- _Your assignment_: Count the lines below holding "banners" and answer with that number only.

--------------------

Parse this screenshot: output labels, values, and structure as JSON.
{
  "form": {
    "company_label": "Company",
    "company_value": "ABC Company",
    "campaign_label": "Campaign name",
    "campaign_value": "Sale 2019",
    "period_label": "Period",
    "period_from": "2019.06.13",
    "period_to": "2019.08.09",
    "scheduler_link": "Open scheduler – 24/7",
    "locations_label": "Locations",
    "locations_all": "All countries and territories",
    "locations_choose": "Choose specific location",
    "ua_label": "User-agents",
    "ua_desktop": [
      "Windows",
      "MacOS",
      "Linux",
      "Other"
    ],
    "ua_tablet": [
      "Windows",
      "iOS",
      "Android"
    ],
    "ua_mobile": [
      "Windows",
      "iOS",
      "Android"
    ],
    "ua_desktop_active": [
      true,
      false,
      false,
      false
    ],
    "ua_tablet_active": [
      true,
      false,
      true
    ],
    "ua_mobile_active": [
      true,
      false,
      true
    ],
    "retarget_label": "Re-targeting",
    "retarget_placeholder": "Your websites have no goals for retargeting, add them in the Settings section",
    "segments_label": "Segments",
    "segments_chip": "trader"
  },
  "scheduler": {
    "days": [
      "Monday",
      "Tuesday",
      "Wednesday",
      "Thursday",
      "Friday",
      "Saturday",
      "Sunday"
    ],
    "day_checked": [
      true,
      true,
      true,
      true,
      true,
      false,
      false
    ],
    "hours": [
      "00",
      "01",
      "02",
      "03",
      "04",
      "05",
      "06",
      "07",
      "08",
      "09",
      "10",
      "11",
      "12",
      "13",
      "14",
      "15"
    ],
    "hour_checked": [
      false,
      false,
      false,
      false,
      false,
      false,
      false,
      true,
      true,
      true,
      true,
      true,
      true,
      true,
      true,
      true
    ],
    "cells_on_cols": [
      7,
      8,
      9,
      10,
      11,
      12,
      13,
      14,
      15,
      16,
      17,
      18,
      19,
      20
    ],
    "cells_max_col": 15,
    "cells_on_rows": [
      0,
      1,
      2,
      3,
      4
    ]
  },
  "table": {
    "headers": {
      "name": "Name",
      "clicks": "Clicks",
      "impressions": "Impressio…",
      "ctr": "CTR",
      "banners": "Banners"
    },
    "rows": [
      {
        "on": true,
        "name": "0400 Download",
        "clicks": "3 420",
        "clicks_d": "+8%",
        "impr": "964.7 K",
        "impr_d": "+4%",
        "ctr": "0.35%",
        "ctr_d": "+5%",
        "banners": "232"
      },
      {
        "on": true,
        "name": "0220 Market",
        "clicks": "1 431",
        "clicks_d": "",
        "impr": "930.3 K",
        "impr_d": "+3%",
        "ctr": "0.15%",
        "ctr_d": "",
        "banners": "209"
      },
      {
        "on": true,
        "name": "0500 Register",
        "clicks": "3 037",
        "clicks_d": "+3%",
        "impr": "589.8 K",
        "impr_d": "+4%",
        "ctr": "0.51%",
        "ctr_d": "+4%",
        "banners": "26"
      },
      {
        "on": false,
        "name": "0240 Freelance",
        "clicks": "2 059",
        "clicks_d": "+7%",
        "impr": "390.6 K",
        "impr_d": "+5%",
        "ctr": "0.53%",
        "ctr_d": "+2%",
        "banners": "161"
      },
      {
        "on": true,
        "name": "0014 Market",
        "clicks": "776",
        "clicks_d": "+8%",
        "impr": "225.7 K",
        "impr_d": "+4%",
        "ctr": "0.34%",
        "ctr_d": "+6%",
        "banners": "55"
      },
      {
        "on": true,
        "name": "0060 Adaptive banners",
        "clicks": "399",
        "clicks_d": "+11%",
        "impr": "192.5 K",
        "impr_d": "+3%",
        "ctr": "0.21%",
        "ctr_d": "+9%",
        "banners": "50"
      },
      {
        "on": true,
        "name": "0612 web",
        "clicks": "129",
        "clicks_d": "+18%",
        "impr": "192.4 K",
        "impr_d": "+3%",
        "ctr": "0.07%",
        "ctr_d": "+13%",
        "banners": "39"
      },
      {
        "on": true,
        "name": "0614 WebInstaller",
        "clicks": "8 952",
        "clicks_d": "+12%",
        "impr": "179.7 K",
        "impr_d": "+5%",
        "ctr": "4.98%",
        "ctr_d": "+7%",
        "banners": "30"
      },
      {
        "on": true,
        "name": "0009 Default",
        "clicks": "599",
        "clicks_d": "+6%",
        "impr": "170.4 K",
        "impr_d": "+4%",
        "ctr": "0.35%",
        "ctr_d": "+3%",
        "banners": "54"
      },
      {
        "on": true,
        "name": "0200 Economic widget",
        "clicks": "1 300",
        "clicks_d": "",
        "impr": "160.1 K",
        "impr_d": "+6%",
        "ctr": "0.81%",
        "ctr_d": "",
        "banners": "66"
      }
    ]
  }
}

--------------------

- _Answer to this problem_: 12